Sirach, Chapter 19, Verse 24 Better are the God-fearing who have little understanding than those of great intelligence who violate the Law.
Seek to love God with all your heart, mind, soul and strength.
Sexagesima-The perils of exile (persecution) and the fruits of asceticism (the Word being sown into our hearts).
Sexagesima literally means "sixtieth," though it only falls 56 days before Easter. During these weeks contemplate the ways you can build up your fear of the Lord remembering that fear of the Lord is really a deep abiding love for God.
The Introit of the Mass is taken from the forty-third psalm: Arise; why sleepest Thou, O Lord? Arise, and cast us not off to the end; why turnest Thou Thy face away, and forgettest our trouble? for our soul is humbled down to the dust; our belly cleaveth to the earth. Arise, O Lord, help us, and redeem us for Thy name’s sake. We have heard, O God, with our ears; our fathers have declared to us.
Prayer…

Wednesday, March 6, 2019

Ash Wednesday

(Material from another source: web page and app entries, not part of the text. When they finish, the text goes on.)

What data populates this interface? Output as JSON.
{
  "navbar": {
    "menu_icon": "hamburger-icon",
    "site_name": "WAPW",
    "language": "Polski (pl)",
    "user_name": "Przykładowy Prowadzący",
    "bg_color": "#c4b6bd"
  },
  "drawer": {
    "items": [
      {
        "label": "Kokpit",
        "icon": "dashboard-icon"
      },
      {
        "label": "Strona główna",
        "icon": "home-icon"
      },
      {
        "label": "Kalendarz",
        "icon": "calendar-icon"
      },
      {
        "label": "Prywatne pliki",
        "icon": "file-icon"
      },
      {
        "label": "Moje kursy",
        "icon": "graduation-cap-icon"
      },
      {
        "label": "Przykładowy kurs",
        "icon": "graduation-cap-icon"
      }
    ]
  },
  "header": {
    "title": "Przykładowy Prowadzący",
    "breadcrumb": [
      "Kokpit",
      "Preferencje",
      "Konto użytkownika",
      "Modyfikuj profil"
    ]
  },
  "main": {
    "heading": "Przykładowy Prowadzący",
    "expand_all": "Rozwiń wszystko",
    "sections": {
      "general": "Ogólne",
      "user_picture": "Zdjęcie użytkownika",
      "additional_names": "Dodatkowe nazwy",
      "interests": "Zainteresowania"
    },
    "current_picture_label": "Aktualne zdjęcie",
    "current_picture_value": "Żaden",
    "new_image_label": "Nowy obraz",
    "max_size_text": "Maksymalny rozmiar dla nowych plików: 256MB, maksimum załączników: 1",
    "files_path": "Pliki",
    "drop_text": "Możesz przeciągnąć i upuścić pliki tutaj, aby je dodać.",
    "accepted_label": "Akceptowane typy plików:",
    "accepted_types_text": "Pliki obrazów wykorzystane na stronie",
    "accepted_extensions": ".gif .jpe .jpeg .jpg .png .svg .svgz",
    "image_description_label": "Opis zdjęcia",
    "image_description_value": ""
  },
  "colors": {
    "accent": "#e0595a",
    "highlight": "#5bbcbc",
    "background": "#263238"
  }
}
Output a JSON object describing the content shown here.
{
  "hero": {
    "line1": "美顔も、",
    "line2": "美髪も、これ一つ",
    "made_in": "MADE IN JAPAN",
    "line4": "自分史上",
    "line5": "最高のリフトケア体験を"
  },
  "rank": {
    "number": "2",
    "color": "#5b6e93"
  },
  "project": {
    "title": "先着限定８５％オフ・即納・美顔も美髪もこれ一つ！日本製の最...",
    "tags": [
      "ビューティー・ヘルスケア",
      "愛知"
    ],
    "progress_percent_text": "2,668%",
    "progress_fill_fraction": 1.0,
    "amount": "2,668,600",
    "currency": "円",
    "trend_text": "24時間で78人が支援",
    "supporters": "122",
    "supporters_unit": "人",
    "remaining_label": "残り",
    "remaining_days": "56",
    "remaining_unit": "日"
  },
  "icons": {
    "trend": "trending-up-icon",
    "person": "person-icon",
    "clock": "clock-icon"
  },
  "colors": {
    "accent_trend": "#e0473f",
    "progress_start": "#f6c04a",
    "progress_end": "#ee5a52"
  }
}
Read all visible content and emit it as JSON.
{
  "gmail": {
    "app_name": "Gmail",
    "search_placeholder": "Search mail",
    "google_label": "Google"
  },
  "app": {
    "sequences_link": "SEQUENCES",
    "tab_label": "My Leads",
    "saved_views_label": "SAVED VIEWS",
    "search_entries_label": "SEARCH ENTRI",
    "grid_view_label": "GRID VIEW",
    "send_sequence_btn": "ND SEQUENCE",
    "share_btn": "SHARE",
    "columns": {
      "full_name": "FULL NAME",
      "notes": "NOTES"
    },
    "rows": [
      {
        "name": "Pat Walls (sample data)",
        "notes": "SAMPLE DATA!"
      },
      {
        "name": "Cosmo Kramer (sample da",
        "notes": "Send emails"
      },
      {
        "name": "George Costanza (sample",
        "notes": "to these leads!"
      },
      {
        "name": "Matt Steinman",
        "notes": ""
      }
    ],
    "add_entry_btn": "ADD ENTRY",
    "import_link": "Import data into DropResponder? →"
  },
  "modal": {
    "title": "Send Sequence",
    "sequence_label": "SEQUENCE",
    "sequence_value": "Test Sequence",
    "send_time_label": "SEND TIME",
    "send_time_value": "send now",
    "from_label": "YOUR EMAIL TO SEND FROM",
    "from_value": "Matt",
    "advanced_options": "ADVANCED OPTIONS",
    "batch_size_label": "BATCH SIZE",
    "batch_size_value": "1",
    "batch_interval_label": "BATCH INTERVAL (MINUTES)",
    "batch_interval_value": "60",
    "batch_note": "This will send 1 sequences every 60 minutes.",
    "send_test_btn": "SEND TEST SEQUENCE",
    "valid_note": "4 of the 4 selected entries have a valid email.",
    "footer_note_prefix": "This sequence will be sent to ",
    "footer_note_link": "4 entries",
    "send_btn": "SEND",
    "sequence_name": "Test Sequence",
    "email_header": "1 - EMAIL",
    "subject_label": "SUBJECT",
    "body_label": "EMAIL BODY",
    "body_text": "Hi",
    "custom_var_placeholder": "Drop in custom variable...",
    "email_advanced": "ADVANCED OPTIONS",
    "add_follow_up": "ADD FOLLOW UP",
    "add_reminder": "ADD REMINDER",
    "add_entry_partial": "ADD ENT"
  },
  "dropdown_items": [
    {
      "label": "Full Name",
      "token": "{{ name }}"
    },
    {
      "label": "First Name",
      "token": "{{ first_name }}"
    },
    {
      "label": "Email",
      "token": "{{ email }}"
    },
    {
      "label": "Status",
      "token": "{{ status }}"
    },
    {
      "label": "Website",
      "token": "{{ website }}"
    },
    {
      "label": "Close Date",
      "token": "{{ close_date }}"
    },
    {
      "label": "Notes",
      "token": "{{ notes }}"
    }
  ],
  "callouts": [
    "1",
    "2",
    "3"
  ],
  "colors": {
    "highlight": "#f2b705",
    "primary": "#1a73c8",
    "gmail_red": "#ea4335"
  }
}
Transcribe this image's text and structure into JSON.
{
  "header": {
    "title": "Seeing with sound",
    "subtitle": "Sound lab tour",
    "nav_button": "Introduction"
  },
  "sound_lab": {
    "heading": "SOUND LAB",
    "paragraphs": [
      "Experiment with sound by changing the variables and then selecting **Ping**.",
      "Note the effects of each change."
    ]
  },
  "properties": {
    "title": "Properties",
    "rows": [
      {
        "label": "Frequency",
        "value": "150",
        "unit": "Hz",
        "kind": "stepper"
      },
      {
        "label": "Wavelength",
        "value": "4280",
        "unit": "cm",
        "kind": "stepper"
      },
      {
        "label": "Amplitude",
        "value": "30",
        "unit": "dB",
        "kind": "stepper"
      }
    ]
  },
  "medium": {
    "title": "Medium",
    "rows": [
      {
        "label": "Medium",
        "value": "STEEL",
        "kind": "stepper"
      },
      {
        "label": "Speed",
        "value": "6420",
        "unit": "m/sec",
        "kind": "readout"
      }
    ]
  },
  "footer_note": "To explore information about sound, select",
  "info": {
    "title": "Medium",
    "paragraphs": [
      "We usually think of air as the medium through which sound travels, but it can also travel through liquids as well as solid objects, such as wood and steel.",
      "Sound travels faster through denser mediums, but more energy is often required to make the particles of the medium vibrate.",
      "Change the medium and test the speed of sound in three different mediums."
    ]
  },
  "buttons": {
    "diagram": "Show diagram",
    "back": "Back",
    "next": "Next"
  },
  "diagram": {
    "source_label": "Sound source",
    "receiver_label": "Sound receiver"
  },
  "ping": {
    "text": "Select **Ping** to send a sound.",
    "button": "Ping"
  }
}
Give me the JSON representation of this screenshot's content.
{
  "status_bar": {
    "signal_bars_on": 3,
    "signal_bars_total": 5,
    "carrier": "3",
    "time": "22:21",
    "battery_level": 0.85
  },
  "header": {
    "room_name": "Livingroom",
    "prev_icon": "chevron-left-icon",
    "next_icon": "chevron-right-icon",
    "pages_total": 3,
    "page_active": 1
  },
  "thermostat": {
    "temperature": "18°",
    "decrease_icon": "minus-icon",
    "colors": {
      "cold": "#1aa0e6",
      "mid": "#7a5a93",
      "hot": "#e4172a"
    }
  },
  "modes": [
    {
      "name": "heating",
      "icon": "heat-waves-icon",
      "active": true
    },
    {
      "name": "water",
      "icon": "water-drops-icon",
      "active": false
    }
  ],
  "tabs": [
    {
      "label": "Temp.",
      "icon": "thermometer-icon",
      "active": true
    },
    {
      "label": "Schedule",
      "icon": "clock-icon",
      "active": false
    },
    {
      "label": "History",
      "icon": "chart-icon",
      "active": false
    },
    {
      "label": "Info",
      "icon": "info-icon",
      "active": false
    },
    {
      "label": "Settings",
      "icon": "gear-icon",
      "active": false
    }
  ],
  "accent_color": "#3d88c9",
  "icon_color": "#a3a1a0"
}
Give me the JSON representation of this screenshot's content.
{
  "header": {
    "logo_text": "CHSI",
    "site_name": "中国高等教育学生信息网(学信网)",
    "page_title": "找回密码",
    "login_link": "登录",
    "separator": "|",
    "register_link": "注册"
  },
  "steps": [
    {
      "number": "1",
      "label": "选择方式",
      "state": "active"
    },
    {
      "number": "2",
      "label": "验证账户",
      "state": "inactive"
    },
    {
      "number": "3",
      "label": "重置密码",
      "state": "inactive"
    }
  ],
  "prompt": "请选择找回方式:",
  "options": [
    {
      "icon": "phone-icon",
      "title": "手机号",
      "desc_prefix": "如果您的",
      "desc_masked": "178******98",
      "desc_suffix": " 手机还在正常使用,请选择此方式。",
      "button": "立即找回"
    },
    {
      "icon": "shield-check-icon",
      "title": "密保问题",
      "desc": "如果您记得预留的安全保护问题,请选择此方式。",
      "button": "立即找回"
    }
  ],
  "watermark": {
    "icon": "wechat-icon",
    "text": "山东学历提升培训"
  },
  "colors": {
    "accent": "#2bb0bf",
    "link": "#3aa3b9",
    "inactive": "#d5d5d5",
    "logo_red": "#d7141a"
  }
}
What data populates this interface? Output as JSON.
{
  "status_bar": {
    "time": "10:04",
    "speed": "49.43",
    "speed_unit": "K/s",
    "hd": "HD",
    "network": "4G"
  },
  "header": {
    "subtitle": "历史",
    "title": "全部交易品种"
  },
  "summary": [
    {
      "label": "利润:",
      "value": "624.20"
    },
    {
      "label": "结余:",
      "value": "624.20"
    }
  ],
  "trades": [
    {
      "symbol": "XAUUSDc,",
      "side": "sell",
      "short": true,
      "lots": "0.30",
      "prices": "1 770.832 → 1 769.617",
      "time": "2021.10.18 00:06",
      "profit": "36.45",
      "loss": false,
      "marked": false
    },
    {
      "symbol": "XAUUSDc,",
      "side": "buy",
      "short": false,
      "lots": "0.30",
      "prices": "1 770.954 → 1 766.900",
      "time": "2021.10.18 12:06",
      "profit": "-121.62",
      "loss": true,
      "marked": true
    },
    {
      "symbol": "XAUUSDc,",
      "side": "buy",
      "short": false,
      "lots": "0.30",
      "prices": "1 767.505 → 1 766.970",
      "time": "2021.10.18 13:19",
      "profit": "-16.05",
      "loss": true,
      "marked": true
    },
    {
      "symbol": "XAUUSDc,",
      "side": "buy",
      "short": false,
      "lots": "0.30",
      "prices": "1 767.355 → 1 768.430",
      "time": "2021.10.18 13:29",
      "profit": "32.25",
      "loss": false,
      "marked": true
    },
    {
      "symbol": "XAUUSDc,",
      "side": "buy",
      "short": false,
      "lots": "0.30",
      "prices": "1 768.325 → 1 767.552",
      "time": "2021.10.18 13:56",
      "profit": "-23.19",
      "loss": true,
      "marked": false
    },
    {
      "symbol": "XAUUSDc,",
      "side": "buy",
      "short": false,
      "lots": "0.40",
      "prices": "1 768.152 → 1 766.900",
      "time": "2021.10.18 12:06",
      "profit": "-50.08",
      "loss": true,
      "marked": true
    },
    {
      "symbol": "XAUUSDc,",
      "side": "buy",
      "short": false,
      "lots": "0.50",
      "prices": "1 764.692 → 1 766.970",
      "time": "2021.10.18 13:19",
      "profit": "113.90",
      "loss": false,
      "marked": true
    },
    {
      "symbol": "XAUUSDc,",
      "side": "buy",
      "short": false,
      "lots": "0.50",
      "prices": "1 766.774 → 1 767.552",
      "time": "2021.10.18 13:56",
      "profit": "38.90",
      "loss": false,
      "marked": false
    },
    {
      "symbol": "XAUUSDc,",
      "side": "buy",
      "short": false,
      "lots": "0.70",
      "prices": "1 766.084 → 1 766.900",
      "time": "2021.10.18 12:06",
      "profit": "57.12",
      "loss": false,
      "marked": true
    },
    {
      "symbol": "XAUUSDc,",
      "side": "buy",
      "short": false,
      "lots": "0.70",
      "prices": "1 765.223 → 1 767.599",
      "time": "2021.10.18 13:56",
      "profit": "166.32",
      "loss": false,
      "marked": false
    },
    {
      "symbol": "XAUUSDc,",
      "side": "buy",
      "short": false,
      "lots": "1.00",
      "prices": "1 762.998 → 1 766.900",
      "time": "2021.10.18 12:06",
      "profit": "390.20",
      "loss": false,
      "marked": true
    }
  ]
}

Deuteronomy, Chapter 18, Verse 21-22 21 Should you say to yourselves, “How can we recognize that a word is one the LORD has not spoken?”, 22 if a prophet speaks in the name of the LORD but the word does not come true, it is a word the LORD did not speak. The prophet has spoken it presumptuously; do not fear him.
Even saints at times may have spoken presumptuously. Let us meditate on the words of Padre Pio, 
“Love and fear must go united together, fear without love becomes cowardice. Love without fear becomes presumption. When there is love without fear, love runs without prudence and without restraint, without taking care where it is going.”
This is the great beauty of the Holy Spirit for it tells us when even a very holy person speaks not every word they speak comes from God. We error sometimes in this way, making men into gods; but a heart that is filled with the spirit of God is filled with quiet joy and even if the person were to be imprisoned, they can find true freedom…